Hayabusa-2, Japan’s asteroid-orbiting probe, has put another miniature lander on the surface of Ryugu.
The box-shaped lander, Mobile Asteroid Surface Scout, or MASCOT, was designed by a team of engineers from Germany and France.
Engineers at the German Aerospace Center, DLR, confirmed MASCOT’s safe landing on the asteroid’s surface.
“It could not have gone better,” MASCOT project manager Tra-Mi Ho, scientist at the DLR Institute of Space Systems, said in a news release. “From the lander’s telemetry, we were able to see that it separated from the mothercraft, and made contact with the asteroid surface approximately 20 minutes later.”
The German space agency shared images captured by MASCOT on Twitter.
Hello #Earth, hello @haya2kun!
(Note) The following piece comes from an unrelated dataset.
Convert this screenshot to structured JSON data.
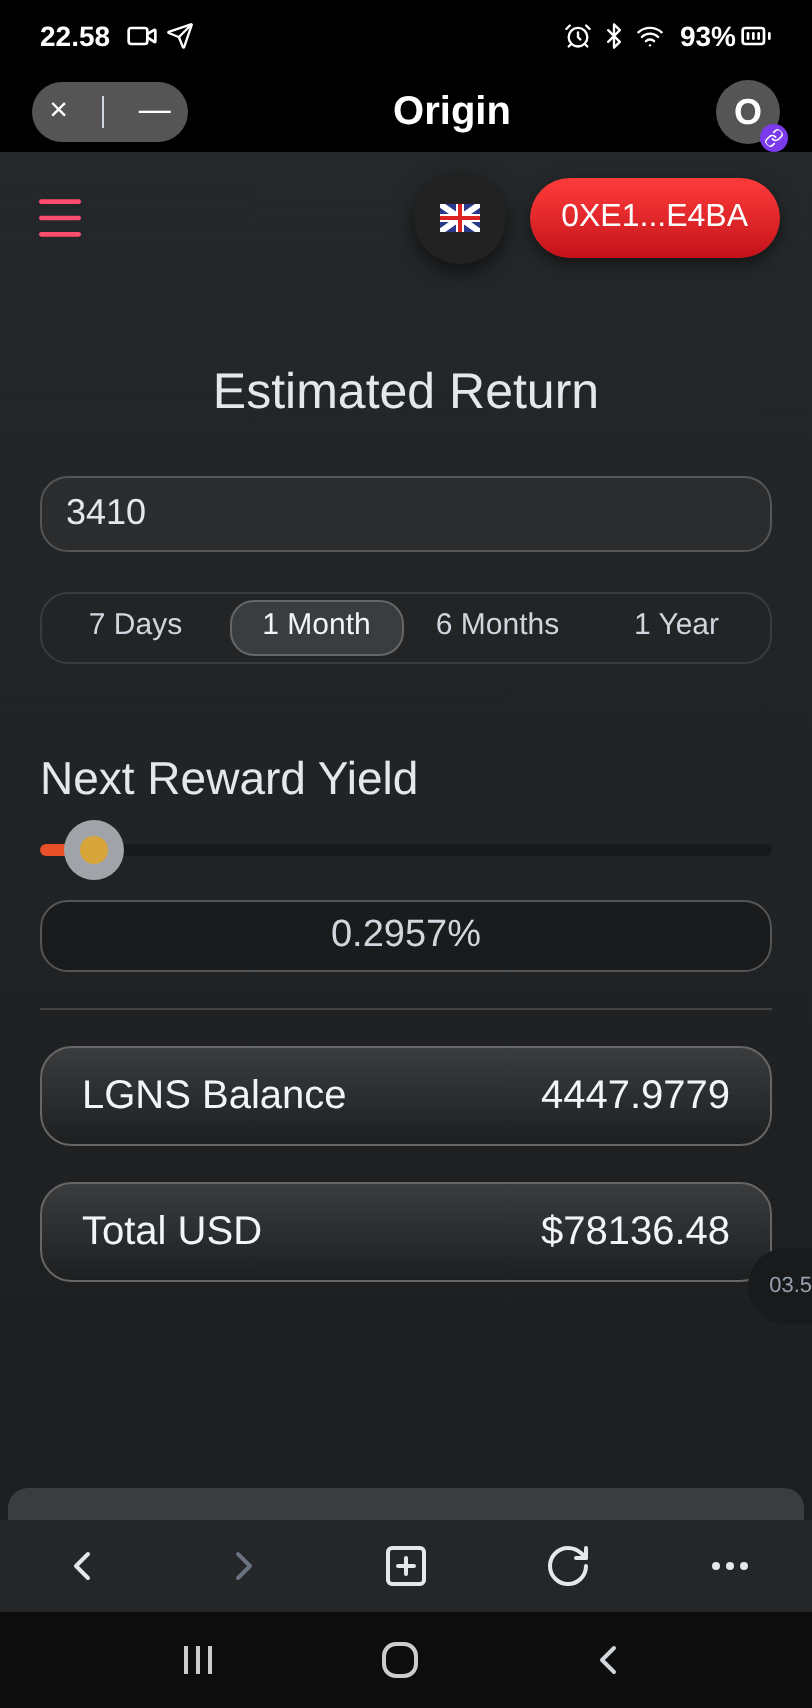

I promised to send you some pictures of #Ryugu so here’s a shot I took during my descent. Can you spot my shadow? #AsteroidLanding pic.twitter.com/dmcilFl5ms- MASCOT Lander (@MASCOT2018) October 3, 2018
MASCOT is outfitted with a small infrared spectroscopic microscope, designed to analyze the composition of Ryugu’s surface. MASCOT also boasts a thermal radiometer to measure electromagnetic radiation and magnetometer to detect magnetic fields.
Like the two MINERVA-II1 rovers dropped to Ryugu last month, MASCOT has a hopping function to help it move across the asteroid. It can also hop to reorient itself, so its communication antenna is facing Hayabusa-2.
Scientists believe Ryugu was formed not long after the birth of the solar system and could offer scientists insights into how the solar system formed and evolved.
“With MASCOT, we have the unique opportunity to study the Solar System’s most primordial material directly on an asteroid,” said DLR planetary researcher Ralf Jaumann. “Asteroids are very primordial celestial bodies.”
Hayabusa-2 is done releasing its litter of landers, but at the end of the month, the probe will descend to surface level, using a robotic arm to collect surface materials from the asteroid’s surface. The samples will be returned to Earth for analysis.